What the task asks
Output every record exactly and leave each picture out.
***** Listed entries
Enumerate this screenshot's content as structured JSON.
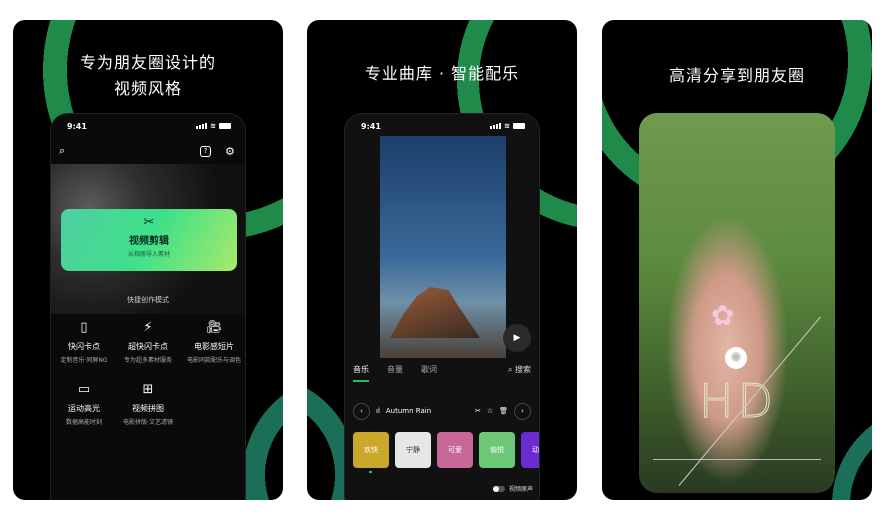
{
  "panels": [
    {
      "headline_line1": "专为朋友圈设计的",
      "headline_line2": "视频风格",
      "phone": {
        "time": "9:41",
        "hero_title": "视频剪辑",
        "hero_subtitle": "从相册导入素材",
        "section_title": "快捷创作模式",
        "modes": [
          {
            "icon": "flash-card-icon",
            "title": "快闪卡点",
            "subtitle": "定制音乐·同屏NG"
          },
          {
            "icon": "lightning-icon",
            "title": "超快闪卡点",
            "subtitle": "专为超多素材服务"
          },
          {
            "icon": "movie-camera-icon",
            "title": "电影感短片",
            "subtitle": "电影同款配乐与调色"
          },
          {
            "icon": "highlight-icon",
            "title": "运动高光",
            "subtitle": "数据高能时刻"
          },
          {
            "icon": "collage-icon",
            "title": "视频拼图",
            "subtitle": "电影拼版·文艺滤镜"
          }
        ]
      }
    },
    {
      "headline": "专业曲库 · 智能配乐",
      "phone": {
        "time": "9:41",
        "tabs": [
          "音乐",
          "音量",
          "歌词"
        ],
        "active_tab": "音乐",
        "search_label": "搜索",
        "track_name": "Autumn Rain",
        "moods": [
          {
            "label": "欢快",
            "color": "#c9a82a"
          },
          {
            "label": "宁静",
            "color": "#e6e6e6"
          },
          {
            "label": "可爱",
            "color": "#c9679a"
          },
          {
            "label": "愉悦",
            "color": "#6cc777"
          },
          {
            "label": "动感",
            "color": "#6a2bd0"
          }
        ],
        "toggle_label": "视频原声"
      }
    },
    {
      "headline": "高清分享到朋友圈",
      "hd_text": "HD"
    }
  ],
  "colors": {
    "accent": "#1fbf64",
    "arc": "#1f7a45",
    "background": "#000000"
  }
}
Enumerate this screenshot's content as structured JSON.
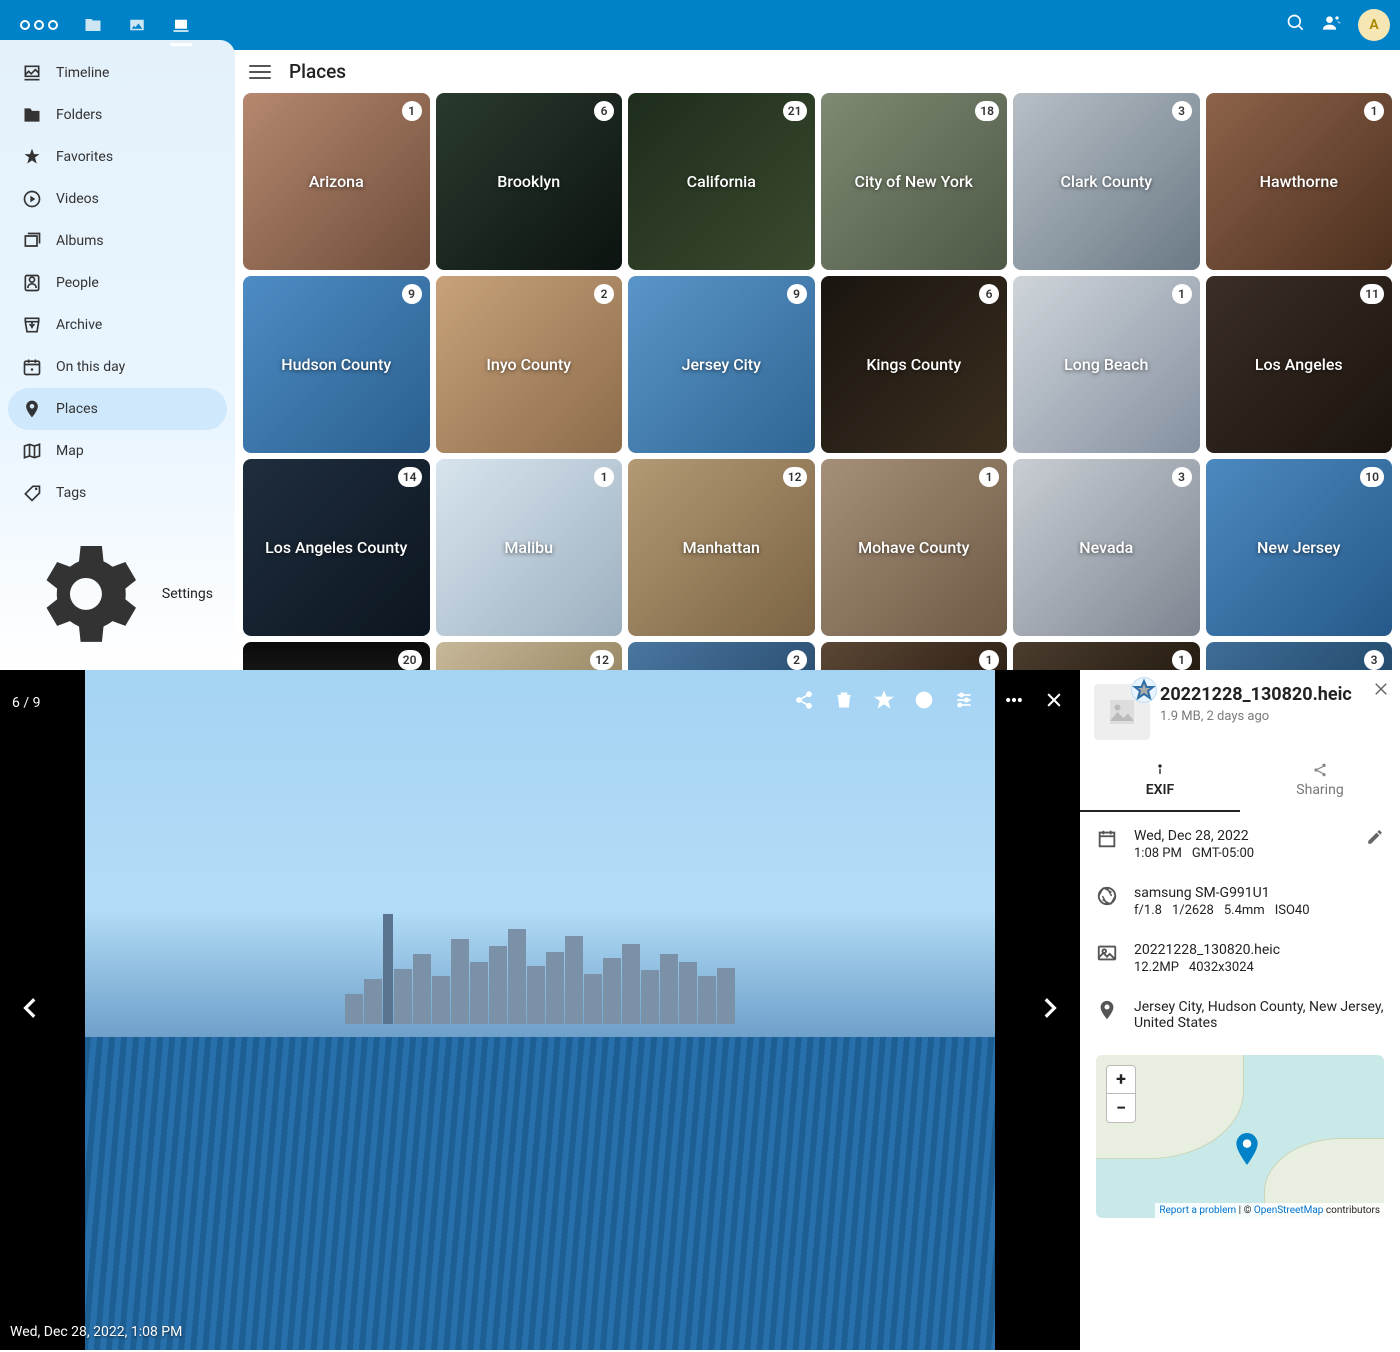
{
  "avatar_letter": "A",
  "sidebar": {
    "items": [
      {
        "label": "Timeline"
      },
      {
        "label": "Folders"
      },
      {
        "label": "Favorites"
      },
      {
        "label": "Videos"
      },
      {
        "label": "Albums"
      },
      {
        "label": "People"
      },
      {
        "label": "Archive"
      },
      {
        "label": "On this day"
      },
      {
        "label": "Places"
      },
      {
        "label": "Map"
      },
      {
        "label": "Tags"
      }
    ],
    "settings_label": "Settings"
  },
  "page_title": "Places",
  "places": [
    {
      "name": "Arizona",
      "count": 1,
      "bg": "linear-gradient(135deg,#b6886f,#6e4d3a)"
    },
    {
      "name": "Brooklyn",
      "count": 6,
      "bg": "linear-gradient(135deg,#2a3a2e,#0c1310)"
    },
    {
      "name": "California",
      "count": 21,
      "bg": "linear-gradient(135deg,#1e2d1c,#3a4a2e)"
    },
    {
      "name": "City of New York",
      "count": 18,
      "bg": "linear-gradient(135deg,#7e8a73,#4e5846)"
    },
    {
      "name": "Clark County",
      "count": 3,
      "bg": "linear-gradient(135deg,#b7bfc6,#6b7a86)"
    },
    {
      "name": "Hawthorne",
      "count": 1,
      "bg": "linear-gradient(135deg,#8e634a,#4b2f1e)"
    },
    {
      "name": "Hudson County",
      "count": 9,
      "bg": "linear-gradient(135deg,#4d8cc4,#2a5f8f)"
    },
    {
      "name": "Inyo County",
      "count": 2,
      "bg": "linear-gradient(135deg,#c7a27a,#8d6c4b)"
    },
    {
      "name": "Jersey City",
      "count": 9,
      "bg": "linear-gradient(135deg,#5a95c9,#2f6694)"
    },
    {
      "name": "Kings County",
      "count": 6,
      "bg": "linear-gradient(135deg,#1a1510,#3a2e1f)"
    },
    {
      "name": "Long Beach",
      "count": 1,
      "bg": "linear-gradient(135deg,#cfd5da,#8590a0)"
    },
    {
      "name": "Los Angeles",
      "count": 11,
      "bg": "linear-gradient(135deg,#3a2e26,#1b140e)"
    },
    {
      "name": "Los Angeles County",
      "count": 14,
      "bg": "linear-gradient(135deg,#1f2d3d,#0c1620)"
    },
    {
      "name": "Malibu",
      "count": 1,
      "bg": "linear-gradient(135deg,#d7e4ee,#9db0bf)"
    },
    {
      "name": "Manhattan",
      "count": 12,
      "bg": "linear-gradient(135deg,#b39a74,#7a6344)"
    },
    {
      "name": "Mohave County",
      "count": 1,
      "bg": "linear-gradient(135deg,#a58f78,#6e5a45)"
    },
    {
      "name": "Nevada",
      "count": 3,
      "bg": "linear-gradient(135deg,#c9ced4,#7d8590)"
    },
    {
      "name": "New Jersey",
      "count": 10,
      "bg": "linear-gradient(135deg,#4c89bf,#26598a)"
    },
    {
      "name": "",
      "count": 20,
      "bg": "linear-gradient(180deg,#0a0a0a,#1a1a1a)"
    },
    {
      "name": "",
      "count": 12,
      "bg": "linear-gradient(135deg,#c7b89a,#9a8864)"
    },
    {
      "name": "",
      "count": 2,
      "bg": "linear-gradient(135deg,#4a76a0,#2b4f72)"
    },
    {
      "name": "",
      "count": 1,
      "bg": "linear-gradient(135deg,#5b4735,#2e2015)"
    },
    {
      "name": "",
      "count": 1,
      "bg": "linear-gradient(135deg,#4b3d2f,#241a10)"
    },
    {
      "name": "",
      "count": 3,
      "bg": "linear-gradient(135deg,#3f6d97,#234a6c)"
    }
  ],
  "viewer": {
    "counter": "6 / 9",
    "timestamp_overlay": "Wed, Dec 28, 2022, 1:08 PM"
  },
  "details": {
    "filename": "20221228_130820.heic",
    "filesize_line": "1.9 MB, 2 days ago",
    "tabs": {
      "exif": "EXIF",
      "sharing": "Sharing"
    },
    "date": {
      "l1": "Wed, Dec 28, 2022",
      "l2a": "1:08 PM",
      "l2b": "GMT-05:00"
    },
    "camera": {
      "l1": "samsung SM-G991U1",
      "l2a": "f/1.8",
      "l2b": "1/2628",
      "l2c": "5.4mm",
      "l2d": "ISO40"
    },
    "image": {
      "l1": "20221228_130820.heic",
      "l2a": "12.2MP",
      "l2b": "4032x3024"
    },
    "location": {
      "l1": "Jersey City, Hudson County, New Jersey, United States"
    },
    "map_attr": {
      "report": "Report a problem",
      "copy": "| © ",
      "osm": "OpenStreetMap",
      "tail": " contributors"
    }
  }
}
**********
Answer to the problem
Enumerate this screenshot's content as structured JSON.
{
  "panels": [
    {
      "headline_line1": "专为朋友圈设计的",
      "headline_line2": "视频风格",
      "phone": {
        "time": "9:41",
        "hero_title": "视频剪辑",
        "hero_subtitle": "从相册导入素材",
        "section_title": "快捷创作模式",
        "modes": [
          {
            "icon": "flash-card-icon",
            "title": "快闪卡点",
            "subtitle": "定制音乐·同屏NG"
          },
          {
            "icon": "lightning-icon",
            "title": "超快闪卡点",
            "subtitle": "专为超多素材服务"
          },
          {
            "icon": "movie-camera-icon",
            "title": "电影感短片",
            "subtitle": "电影同款配乐与调色"
          },
          {
            "icon": "highlight-icon",
            "title": "运动高光",
            "subtitle": "数据高能时刻"
          },
          {
            "icon": "collage-icon",
            "title": "视频拼图",
            "subtitle": "电影拼版·文艺滤镜"
          }
        ]
      }
    },
    {
      "headline": "专业曲库 · 智能配乐",
      "phone": {
        "time": "9:41",
        "tabs": [
          "音乐",
          "音量",
          "歌词"
        ],
        "active_tab": "音乐",
        "search_label": "搜索",
        "track_name": "Autumn Rain",
        "moods": [
          {
            "label": "欢快",
            "color": "#c9a82a"
          },
          {
            "label": "宁静",
            "color": "#e6e6e6"
          },
          {
            "label": "可爱",
            "color": "#c9679a"
          },
          {
            "label": "愉悦",
            "color": "#6cc777"
          },
          {
            "label": "动感",
            "color": "#6a2bd0"
          }
        ],
        "toggle_label": "视频原声"
      }
    },
    {
      "headline": "高清分享到朋友圈",
      "hd_text": "HD"
    }
  ],
  "colors": {
    "accent": "#1fbf64",
    "arc": "#1f7a45",
    "background": "#000000"
  }
}
Enumerate this screenshot's content as structured JSON.
{
  "avatar_letter": "A",
  "sidebar": {
    "items": [
      {
        "label": "Timeline"
      },
      {
        "label": "Folders"
      },
      {
        "label": "Favorites"
      },
      {
        "label": "Videos"
      },
      {
        "label": "Albums"
      },
      {
        "label": "People"
      },
      {
        "label": "Archive"
      },
      {
        "label": "On this day"
      },
      {
        "label": "Places"
      },
      {
        "label": "Map"
      },
      {
        "label": "Tags"
      }
    ],
    "settings_label": "Settings"
  },
  "page_title": "Places",
  "places": [
    {
      "name": "Arizona",
      "count": 1,
      "bg": "linear-gradient(135deg,#b6886f,#6e4d3a)"
    },
    {
      "name": "Brooklyn",
      "count": 6,
      "bg": "linear-gradient(135deg,#2a3a2e,#0c1310)"
    },
    {
      "name": "California",
      "count": 21,
      "bg": "linear-gradient(135deg,#1e2d1c,#3a4a2e)"
    },
    {
      "name": "City of New York",
      "count": 18,
      "bg": "linear-gradient(135deg,#7e8a73,#4e5846)"
    },
    {
      "name": "Clark County",
      "count": 3,
      "bg": "linear-gradient(135deg,#b7bfc6,#6b7a86)"
    },
    {
      "name": "Hawthorne",
      "count": 1,
      "bg": "linear-gradient(135deg,#8e634a,#4b2f1e)"
    },
    {
      "name": "Hudson County",
      "count": 9,
      "bg": "linear-gradient(135deg,#4d8cc4,#2a5f8f)"
    },
    {
      "name": "Inyo County",
      "count": 2,
      "bg": "linear-gradient(135deg,#c7a27a,#8d6c4b)"
    },
    {
      "name": "Jersey City",
      "count": 9,
      "bg": "linear-gradient(135deg,#5a95c9,#2f6694)"
    },
    {
      "name": "Kings County",
      "count": 6,
      "bg": "linear-gradient(135deg,#1a1510,#3a2e1f)"
    },
    {
      "name": "Long Beach",
      "count": 1,
      "bg": "linear-gradient(135deg,#cfd5da,#8590a0)"
    },
    {
      "name": "Los Angeles",
      "count": 11,
      "bg": "linear-gradient(135deg,#3a2e26,#1b140e)"
    },
    {
      "name": "Los Angeles County",
      "count": 14,
      "bg": "linear-gradient(135deg,#1f2d3d,#0c1620)"
    },
    {
      "name": "Malibu",
      "count": 1,
      "bg": "linear-gradient(135deg,#d7e4ee,#9db0bf)"
    },
    {
      "name": "Manhattan",
      "count": 12,
      "bg": "linear-gradient(135deg,#b39a74,#7a6344)"
    },
    {
      "name": "Mohave County",
      "count": 1,
      "bg": "linear-gradient(135deg,#a58f78,#6e5a45)"
    },
    {
      "name": "Nevada",
      "count": 3,
      "bg": "linear-gradient(135deg,#c9ced4,#7d8590)"
    },
    {
      "name": "New Jersey",
      "count": 10,
      "bg": "linear-gradient(135deg,#4c89bf,#26598a)"
    },
    {
      "name": "",
      "count": 20,
      "bg": "linear-gradient(180deg,#0a0a0a,#1a1a1a)"
    },
    {
      "name": "",
      "count": 12,
      "bg": "linear-gradient(135deg,#c7b89a,#9a8864)"
    },
    {
      "name": "",
      "count": 2,
      "bg": "linear-gradient(135deg,#4a76a0,#2b4f72)"
    },
    {
      "name": "",
      "count": 1,
      "bg": "linear-gradient(135deg,#5b4735,#2e2015)"
    },
    {
      "name": "",
      "count": 1,
      "bg": "linear-gradient(135deg,#4b3d2f,#241a10)"
    },
    {
      "name": "",
      "count": 3,
      "bg": "linear-gradient(135deg,#3f6d97,#234a6c)"
    }
  ],
  "viewer": {
    "counter": "6 / 9",
    "timestamp_overlay": "Wed, Dec 28, 2022, 1:08 PM"
  },
  "details": {
    "filename": "20221228_130820.heic",
    "filesize_line": "1.9 MB, 2 days ago",
    "tabs": {
      "exif": "EXIF",
      "sharing": "Sharing"
    },
    "date": {
      "l1": "Wed, Dec 28, 2022",
      "l2a": "1:08 PM",
      "l2b": "GMT-05:00"
    },
    "camera": {
      "l1": "samsung SM-G991U1",
      "l2a": "f/1.8",
      "l2b": "1/2628",
      "l2c": "5.4mm",
      "l2d": "ISO40"
    },
    "image": {
      "l1": "20221228_130820.heic",
      "l2a": "12.2MP",
      "l2b": "4032x3024"
    },
    "location": {
      "l1": "Jersey City, Hudson County, New Jersey, United States"
    },
    "map_attr": {
      "report": "Report a problem",
      "copy": "| © ",
      "osm": "OpenStreetMap",
      "tail": " contributors"
    }
  }
}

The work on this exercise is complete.